I have always taught my dogs to bark on command and with a small hand signal in case I should ever need a little reinforcement to warding off strangers.
When I had Rottweilers, my female Rottweiler loved all humans. If someone stopped to speak to us, her whole body would wag; starting from her buttocks and working its way through to her ears. She was adorable, but she wasn’t very imposing if you knew dog behavior. However, I could at anytime by just clicking my fingers together get her to bark ferociously. This would deter anyone from asking to pet her or wanting to talk to us.
On most occasions I let anyone pet her, but there were a few people I didn’t want getting that close to me while I was alone, they just made me feel uneasy and so I would get her to bark.
We live in a scary world where people do unmentionable things to other people, but I don’t believe that aggression training or protection training is always the answer.
She had no protection or bite training but she had great obedience and would bark at the drop of a hat and that was all I needed. I didn’t need the liability of having a dog trained to bite or be protective.
Sometimes I would lie and tell people she was so that they would stay away and not want to pet her, but again that was only if they gave me that creepy
feeling. I knew they would never “test” my statements.
Protection dogs or teaching your dog to be aggressive is a HUGE liability and sometimes once immersed in the process it can be very hard to control the dog. For the most part I don’t recommend this type of training.
But, I do know the benefit first hand of training my dog to be obedient and teaching them to look scary.
Be very careful what kind of behaviors you promote in your dog training! Even though I could and can get my dogs to bark, they never associated it with barking AT someone or driving someone away and so I was always safe and in control of situations as they arose!

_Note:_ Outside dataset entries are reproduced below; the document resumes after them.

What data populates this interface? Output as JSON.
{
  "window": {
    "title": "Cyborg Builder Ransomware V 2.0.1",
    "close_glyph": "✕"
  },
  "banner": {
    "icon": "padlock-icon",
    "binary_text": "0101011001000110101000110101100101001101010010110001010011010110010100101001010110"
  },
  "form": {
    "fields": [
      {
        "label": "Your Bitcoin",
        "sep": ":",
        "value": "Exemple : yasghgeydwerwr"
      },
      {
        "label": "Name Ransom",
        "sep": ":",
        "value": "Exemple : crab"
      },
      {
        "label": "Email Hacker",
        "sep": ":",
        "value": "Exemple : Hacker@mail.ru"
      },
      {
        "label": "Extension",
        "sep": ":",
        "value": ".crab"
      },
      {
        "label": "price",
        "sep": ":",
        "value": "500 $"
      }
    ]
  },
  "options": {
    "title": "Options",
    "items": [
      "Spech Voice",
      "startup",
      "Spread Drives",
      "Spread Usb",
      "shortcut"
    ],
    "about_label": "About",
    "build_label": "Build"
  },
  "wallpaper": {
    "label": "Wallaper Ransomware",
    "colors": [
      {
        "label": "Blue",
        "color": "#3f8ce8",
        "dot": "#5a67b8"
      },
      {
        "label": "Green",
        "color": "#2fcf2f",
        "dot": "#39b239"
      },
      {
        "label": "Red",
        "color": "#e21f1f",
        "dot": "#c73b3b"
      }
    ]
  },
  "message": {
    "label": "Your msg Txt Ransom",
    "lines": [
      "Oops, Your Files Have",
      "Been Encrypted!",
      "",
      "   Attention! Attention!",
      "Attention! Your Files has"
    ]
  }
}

Remember, if you want a dog that will keep you from being bothered, work on your leash manners and obedience commands and that is all it takes to keep people at a safe distance from you and your companion.
I have been a professional dog trainer and pet sitter for over 20 years. I am a Certified Professional Dog Trainer, through the international Certification Counsel of Professional Dog Trainers. I have trained and worked with police, Schutzhund and personal protection dogs. I trained Assistance Dogs in a men’s prison and ran my own nonprofit organization to take adult dogs from shelters and to train them to assist children and adults with disabilities, at no charge to my clients. My nonprofit organization and I were nominated for several awards of merit and even made the front page of the Denver Post. I was a veterinary technician for many years, where I learned about all aspects of health and preventative medicine. I have trained and worked with exotic animals and cheetahs. I introduced a temperament testing program in my local shelter and sat on the board of directors. I volunteered with my dog “Mr. Snitch” and helped local children learn to read. I have attained obedience titles and several blue ribbons. I am constantly in search of ways to continue my education and excellence when it comes to animals, their behavior and their health.